##### Records for this exercise

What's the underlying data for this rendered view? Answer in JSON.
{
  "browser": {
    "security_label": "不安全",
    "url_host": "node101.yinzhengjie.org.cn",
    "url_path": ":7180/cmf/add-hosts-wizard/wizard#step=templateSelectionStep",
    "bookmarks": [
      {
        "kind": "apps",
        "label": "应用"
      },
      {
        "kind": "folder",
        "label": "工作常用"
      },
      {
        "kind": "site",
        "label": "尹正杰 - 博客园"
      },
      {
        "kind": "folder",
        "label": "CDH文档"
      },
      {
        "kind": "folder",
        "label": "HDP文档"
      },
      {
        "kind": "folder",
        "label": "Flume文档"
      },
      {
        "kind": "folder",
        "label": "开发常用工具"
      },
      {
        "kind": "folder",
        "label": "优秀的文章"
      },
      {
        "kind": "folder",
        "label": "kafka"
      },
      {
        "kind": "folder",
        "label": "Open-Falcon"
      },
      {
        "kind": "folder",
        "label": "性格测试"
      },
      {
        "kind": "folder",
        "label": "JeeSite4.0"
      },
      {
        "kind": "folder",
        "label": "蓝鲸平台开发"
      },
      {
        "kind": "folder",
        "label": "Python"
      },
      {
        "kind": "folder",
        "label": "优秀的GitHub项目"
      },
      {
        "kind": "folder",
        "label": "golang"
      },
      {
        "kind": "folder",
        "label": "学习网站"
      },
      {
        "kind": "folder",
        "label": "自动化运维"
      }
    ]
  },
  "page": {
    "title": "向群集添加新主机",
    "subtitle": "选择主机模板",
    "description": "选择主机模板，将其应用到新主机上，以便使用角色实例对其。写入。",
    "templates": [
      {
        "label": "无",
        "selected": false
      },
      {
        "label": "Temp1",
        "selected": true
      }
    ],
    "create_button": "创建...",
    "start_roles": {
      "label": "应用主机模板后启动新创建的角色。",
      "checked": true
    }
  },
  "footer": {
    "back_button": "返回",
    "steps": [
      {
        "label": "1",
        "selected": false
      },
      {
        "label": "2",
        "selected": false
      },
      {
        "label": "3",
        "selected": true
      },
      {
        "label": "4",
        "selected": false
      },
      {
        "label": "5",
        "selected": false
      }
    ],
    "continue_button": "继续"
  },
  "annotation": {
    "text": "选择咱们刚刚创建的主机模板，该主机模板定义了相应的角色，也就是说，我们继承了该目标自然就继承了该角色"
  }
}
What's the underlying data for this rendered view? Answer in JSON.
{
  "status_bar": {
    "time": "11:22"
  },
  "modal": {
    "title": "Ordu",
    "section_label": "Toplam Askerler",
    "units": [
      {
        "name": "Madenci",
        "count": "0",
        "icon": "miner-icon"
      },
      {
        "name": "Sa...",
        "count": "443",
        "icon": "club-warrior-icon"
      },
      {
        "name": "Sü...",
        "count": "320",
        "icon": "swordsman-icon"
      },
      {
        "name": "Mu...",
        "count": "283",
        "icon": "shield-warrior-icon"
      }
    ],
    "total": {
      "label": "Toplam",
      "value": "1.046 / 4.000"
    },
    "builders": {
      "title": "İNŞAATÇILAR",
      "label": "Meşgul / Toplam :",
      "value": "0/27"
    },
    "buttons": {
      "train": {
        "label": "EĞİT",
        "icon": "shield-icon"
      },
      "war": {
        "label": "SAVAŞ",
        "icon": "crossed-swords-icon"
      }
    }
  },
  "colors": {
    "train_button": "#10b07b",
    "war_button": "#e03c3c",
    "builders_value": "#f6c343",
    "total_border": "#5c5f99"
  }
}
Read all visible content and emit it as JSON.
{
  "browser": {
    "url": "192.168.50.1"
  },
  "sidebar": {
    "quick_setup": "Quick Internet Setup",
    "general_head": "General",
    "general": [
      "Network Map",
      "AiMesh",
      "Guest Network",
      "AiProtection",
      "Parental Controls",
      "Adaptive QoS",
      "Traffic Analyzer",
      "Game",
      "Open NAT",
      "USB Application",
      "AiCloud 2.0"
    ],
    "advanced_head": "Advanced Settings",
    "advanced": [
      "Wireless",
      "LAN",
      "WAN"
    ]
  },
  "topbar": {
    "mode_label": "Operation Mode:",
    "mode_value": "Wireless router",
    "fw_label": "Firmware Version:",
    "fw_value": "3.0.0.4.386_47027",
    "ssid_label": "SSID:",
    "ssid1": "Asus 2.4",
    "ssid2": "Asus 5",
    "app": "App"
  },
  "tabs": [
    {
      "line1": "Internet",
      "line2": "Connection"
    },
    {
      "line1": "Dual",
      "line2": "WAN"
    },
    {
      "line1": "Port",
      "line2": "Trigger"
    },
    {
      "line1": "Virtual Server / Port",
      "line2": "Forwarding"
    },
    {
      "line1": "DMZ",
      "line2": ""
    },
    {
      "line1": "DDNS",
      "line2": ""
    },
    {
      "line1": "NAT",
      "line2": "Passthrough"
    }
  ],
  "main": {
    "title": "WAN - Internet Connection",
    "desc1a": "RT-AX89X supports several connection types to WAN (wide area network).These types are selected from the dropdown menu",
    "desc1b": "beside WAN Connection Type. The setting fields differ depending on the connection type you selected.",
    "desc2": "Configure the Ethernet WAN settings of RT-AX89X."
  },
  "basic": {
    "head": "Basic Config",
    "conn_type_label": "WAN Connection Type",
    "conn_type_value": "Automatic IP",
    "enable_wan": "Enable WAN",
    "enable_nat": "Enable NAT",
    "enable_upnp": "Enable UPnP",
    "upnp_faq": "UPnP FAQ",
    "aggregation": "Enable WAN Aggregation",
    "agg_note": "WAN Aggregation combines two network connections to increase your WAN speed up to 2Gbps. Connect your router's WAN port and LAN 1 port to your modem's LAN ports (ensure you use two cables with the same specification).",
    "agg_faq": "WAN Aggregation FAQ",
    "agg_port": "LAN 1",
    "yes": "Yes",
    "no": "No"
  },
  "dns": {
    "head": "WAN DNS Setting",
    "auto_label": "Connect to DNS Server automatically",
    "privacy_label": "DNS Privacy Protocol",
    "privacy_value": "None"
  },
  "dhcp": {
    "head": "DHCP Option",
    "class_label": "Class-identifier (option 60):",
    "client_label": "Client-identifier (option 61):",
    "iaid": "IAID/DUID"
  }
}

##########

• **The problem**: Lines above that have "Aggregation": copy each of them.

• **Result below**:
    "aggregation": "Enable WAN Aggregation",
    "agg_note": "WAN Aggregation combines two network connections to increase your WAN speed up to 2Gbps. Connect your router's WAN port and LAN 1 port to your modem's LAN ports (ensure you use two cables with the same specification).",
    "agg_faq": "WAN Aggregation FAQ",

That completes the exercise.